How CFRs save lives
Dr Richard Cummins from Seattle, USA discovered that if a series of events took place in a set sequence, a heart attack victim has a greater chance of survival. These events are known as “the chain of survival”.
- Early access. The sooner 999 is dialled, the sooner treatment can commence. Whilst CPR is important, early treatment with a defibrillator and Advanced Life Support are crucial in survival and therefore the sooner 999 is dialled, the better.
- Early CPR. CPR (Cardiopulmonary Resuscitation) attempts to keep the casualty oxygenated until more advanced treatment is available.
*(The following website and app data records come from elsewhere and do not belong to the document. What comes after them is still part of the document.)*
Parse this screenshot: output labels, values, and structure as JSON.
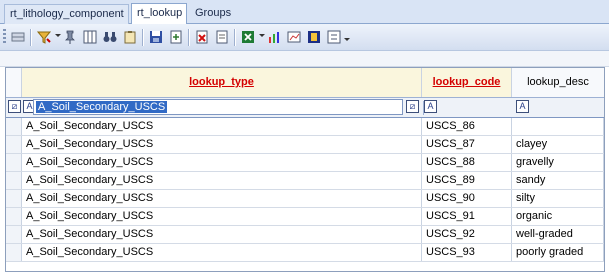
{
  "tabs": [
    "rt_lithology_component",
    "rt_lookup",
    "Groups"
  ],
  "toolbar": {
    "icons": [
      "table-icon",
      "filter-icon",
      "filter-dropdown",
      "pin-icon",
      "columns-icon",
      "binoculars-icon",
      "clipboard-icon",
      "save-icon",
      "export-icon",
      "delete-icon",
      "refresh-icon",
      "excel-icon",
      "excel-dropdown",
      "chart-icon",
      "report-icon",
      "form-icon",
      "settings-icon",
      "overflow-dropdown"
    ]
  },
  "grid": {
    "columns": [
      {
        "key": "lookup_type",
        "label": "lookup_type"
      },
      {
        "key": "lookup_code",
        "label": "lookup_code"
      },
      {
        "key": "lookup_desc",
        "label": "lookup_desc"
      }
    ],
    "filter": {
      "lookup_type": "A_Soil_Secondary_USCS",
      "lookup_code": "",
      "lookup_desc": ""
    },
    "rows": [
      [
        "A_Soil_Secondary_USCS",
        "USCS_86",
        ""
      ],
      [
        "A_Soil_Secondary_USCS",
        "USCS_87",
        "clayey"
      ],
      [
        "A_Soil_Secondary_USCS",
        "USCS_88",
        "gravelly"
      ],
      [
        "A_Soil_Secondary_USCS",
        "USCS_89",
        "sandy"
      ],
      [
        "A_Soil_Secondary_USCS",
        "USCS_90",
        "silty"
      ],
      [
        "A_Soil_Secondary_USCS",
        "USCS_91",
        "organic"
      ],
      [
        "A_Soil_Secondary_USCS",
        "USCS_92",
        "well-graded"
      ],
      [
        "A_Soil_Secondary_USCS",
        "USCS_93",
        "poorly graded"
      ]
    ]
  },
  "colors": {
    "sort_header": "#d40000",
    "selection": "#316ac5",
    "tab_bg": "#d9e4f5"
  }
}
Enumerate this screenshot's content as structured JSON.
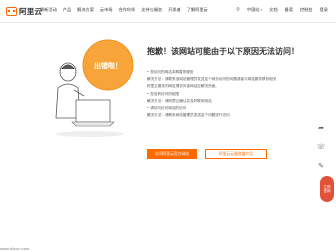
{
  "header": {
    "logo_text": "阿里云",
    "nav": [
      "最新活动",
      "产品",
      "解决方案",
      "云市场",
      "合作伙伴",
      "支持与服务",
      "开发者",
      "了解阿里云"
    ],
    "region": "中国站",
    "links": [
      "文档",
      "备案",
      "控制台",
      "登录"
    ]
  },
  "error": {
    "badge": "出错啦！",
    "title": "抱歉！该网站可能由于以下原因无法访问！",
    "items": [
      "• 您访问的网站本期暂停服务",
      "解决方法：请联系该网站管理员发送这个网页访问的问题或者与网站服务联系相关",
      "阿里云服务内网处理访问该网站应解决页面。",
      "• 您没有访问的权限",
      "解决方法：请阿里云确认并及时联系网站",
      "• 请访问访问网站的访问",
      "解决方法：请联系网站管理员发送这个问题进行访问"
    ],
    "primary_button": "访问阿里云官方网站",
    "secondary_button": "阿里云云服务器产品"
  },
  "float_button": "立即咨询",
  "footer_text": "www.aliyun.com"
}
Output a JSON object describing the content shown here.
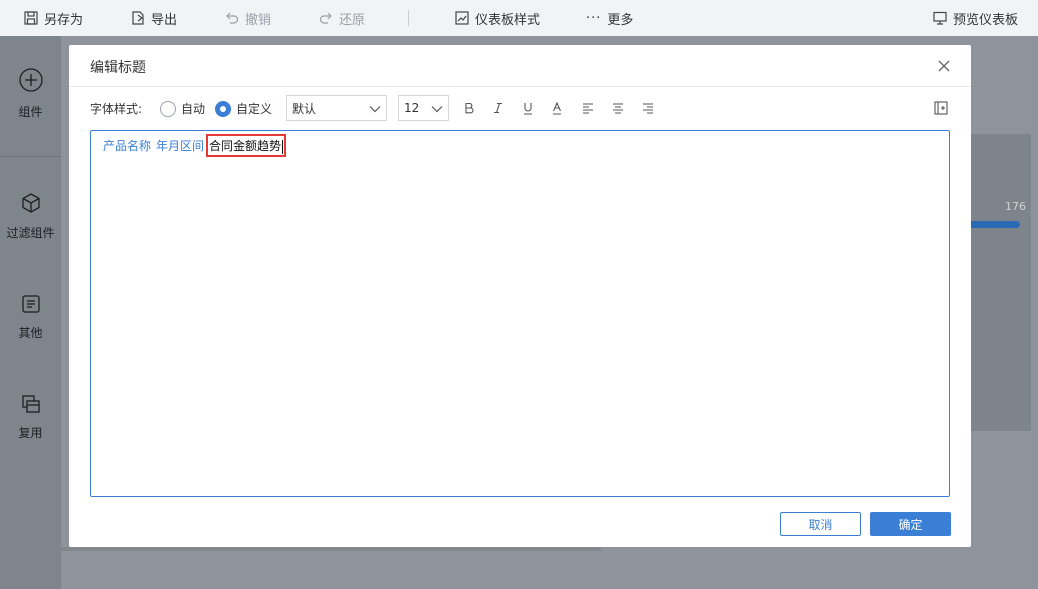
{
  "toolbar": {
    "save_as": "另存为",
    "export": "导出",
    "undo": "撤销",
    "redo": "还原",
    "dashboard_style": "仪表板样式",
    "more": "更多",
    "preview": "预览仪表板"
  },
  "sidebar": {
    "items": [
      {
        "label": "组件",
        "icon": "plus-circle-icon"
      },
      {
        "label": "过滤组件",
        "icon": "cube-icon"
      },
      {
        "label": "其他",
        "icon": "document-icon"
      },
      {
        "label": "复用",
        "icon": "layers-icon"
      }
    ]
  },
  "background": {
    "peek_value": "176"
  },
  "dialog": {
    "title": "编辑标题",
    "font_style_label": "字体样式:",
    "radio_auto": "自动",
    "radio_custom": "自定义",
    "selected_mode": "custom",
    "font_family": "默认",
    "font_size": "12",
    "format_buttons": [
      "bold",
      "italic",
      "underline",
      "font-color",
      "align-left",
      "align-center",
      "align-right"
    ],
    "editor": {
      "tags": [
        "产品名称",
        "年月区间"
      ],
      "typed_text": "合同金额趋势"
    },
    "cancel_label": "取消",
    "ok_label": "确定"
  },
  "colors": {
    "accent": "#3a7fd5",
    "highlight_box": "#e53935",
    "overlay_background": "#8e939c"
  }
}
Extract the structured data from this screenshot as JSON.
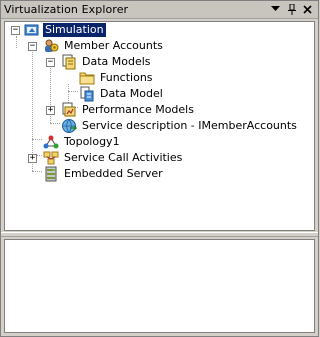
{
  "window": {
    "title": "Virtualization Explorer",
    "buttons": {
      "dropdown": "▼",
      "pin": "📌",
      "close": "✕"
    }
  },
  "tree": {
    "simulation": {
      "label": "Simulation",
      "selected": true,
      "expanded": true
    },
    "member_accounts": {
      "label": "Member Accounts",
      "expanded": true
    },
    "data_models": {
      "label": "Data Models",
      "expanded": true
    },
    "functions": {
      "label": "Functions"
    },
    "data_model": {
      "label": "Data Model"
    },
    "performance_models": {
      "label": "Performance Models",
      "expanded": false
    },
    "service_description": {
      "label": "Service description - IMemberAccounts"
    },
    "topology": {
      "label": "Topology1"
    },
    "service_call_activities": {
      "label": "Service Call Activities",
      "expanded": false
    },
    "embedded_server": {
      "label": "Embedded Server"
    }
  },
  "colors": {
    "selection": "#0a246a",
    "window_bg": "#d4d0c8"
  }
}
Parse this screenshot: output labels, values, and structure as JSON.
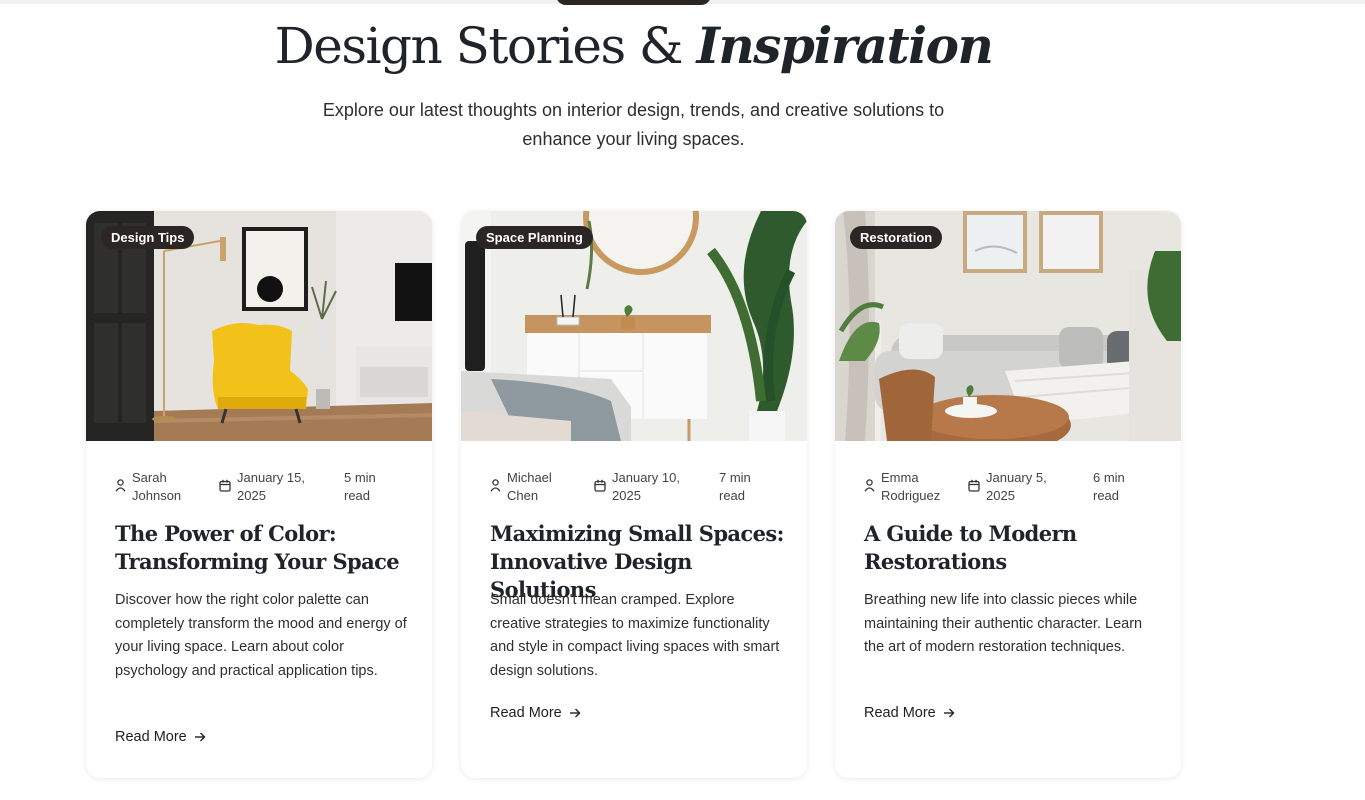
{
  "hero": {
    "title_regular": "Design Stories &",
    "title_accent": "Inspiration",
    "subtitle": "Explore our latest thoughts on interior design, trends, and creative solutions to enhance your living spaces."
  },
  "cards": [
    {
      "category": "Design Tips",
      "author": "Sarah Johnson",
      "date": "January 15, 2025",
      "read_time": "5 min read",
      "title": "The Power of Color: Transforming Your Space",
      "excerpt": "Discover how the right color palette can completely transform the mood and energy of your living space. Learn about color psychology and practical application tips.",
      "cta": "Read More"
    },
    {
      "category": "Space Planning",
      "author": "Michael Chen",
      "date": "January 10, 2025",
      "read_time": "7 min read",
      "title": "Maximizing Small Spaces: Innovative Design Solutions",
      "excerpt": "Small doesn't mean cramped. Explore creative strategies to maximize functionality and style in compact living spaces with smart design solutions.",
      "cta": "Read More"
    },
    {
      "category": "Restoration",
      "author": "Emma Rodriguez",
      "date": "January 5, 2025",
      "read_time": "6 min read",
      "title": "A Guide to Modern Restorations",
      "excerpt": "Breathing new life into classic pieces while maintaining their authentic character. Learn the art of modern restoration techniques.",
      "cta": "Read More"
    }
  ],
  "icons": {
    "author": "user-icon",
    "date": "calendar-icon",
    "cta": "arrow-right-icon"
  },
  "colors": {
    "tag_background": "#2b2624",
    "heading": "#1f232a"
  }
}
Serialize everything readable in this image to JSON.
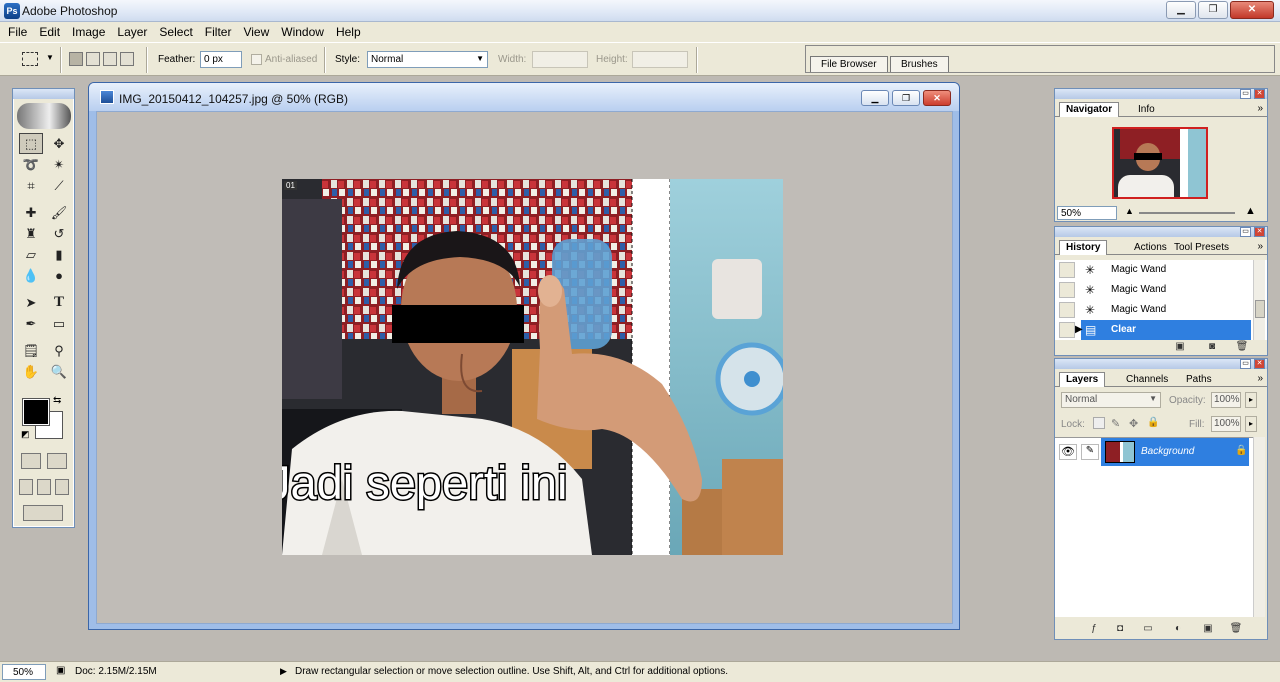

Breathing for the casualty provides Oxygen into the lungs (and thence into the bloodstream). Chest compressions then circulate the oxygen-enriched blood around the body to where it is required. CPR on its own will not restart a heart. However, it will buy some time until a defibrillator arrives.
- Early Defibrillation. When a heart initially stops following a heart attack, it actually enters an uncontrolled state where electrical activity is buzzing around randomly rather that the ordered activity found in normal operation. A defibrillator applies an electrical shock to the heart which momentarily stops it. The heart has an inbuilt pacemaker and following the shock, it will attempt to re-establish control of the heart and start beating regularly.
- Early ALS (Advanced Life Support). Treatment with drugs such as Adrenaline and with fluids in the case of severe blood loss will all assist in treatment. The sooner these are applied, the better the chance of survival.
In cases of cardiac arrest, for every minute that passes without cardio-pulmonary resuscitation (CPR) and defibrillation, a patient’s chances of survival decrease by 14%. Because Community First Responders (CFRs), answer calls in their own neighbourhoods the potential for them to arrive on scene before an ambulance, especially in rural areas, is vital in providing immediate life-saving treatment. These extra minutes do help to save lives.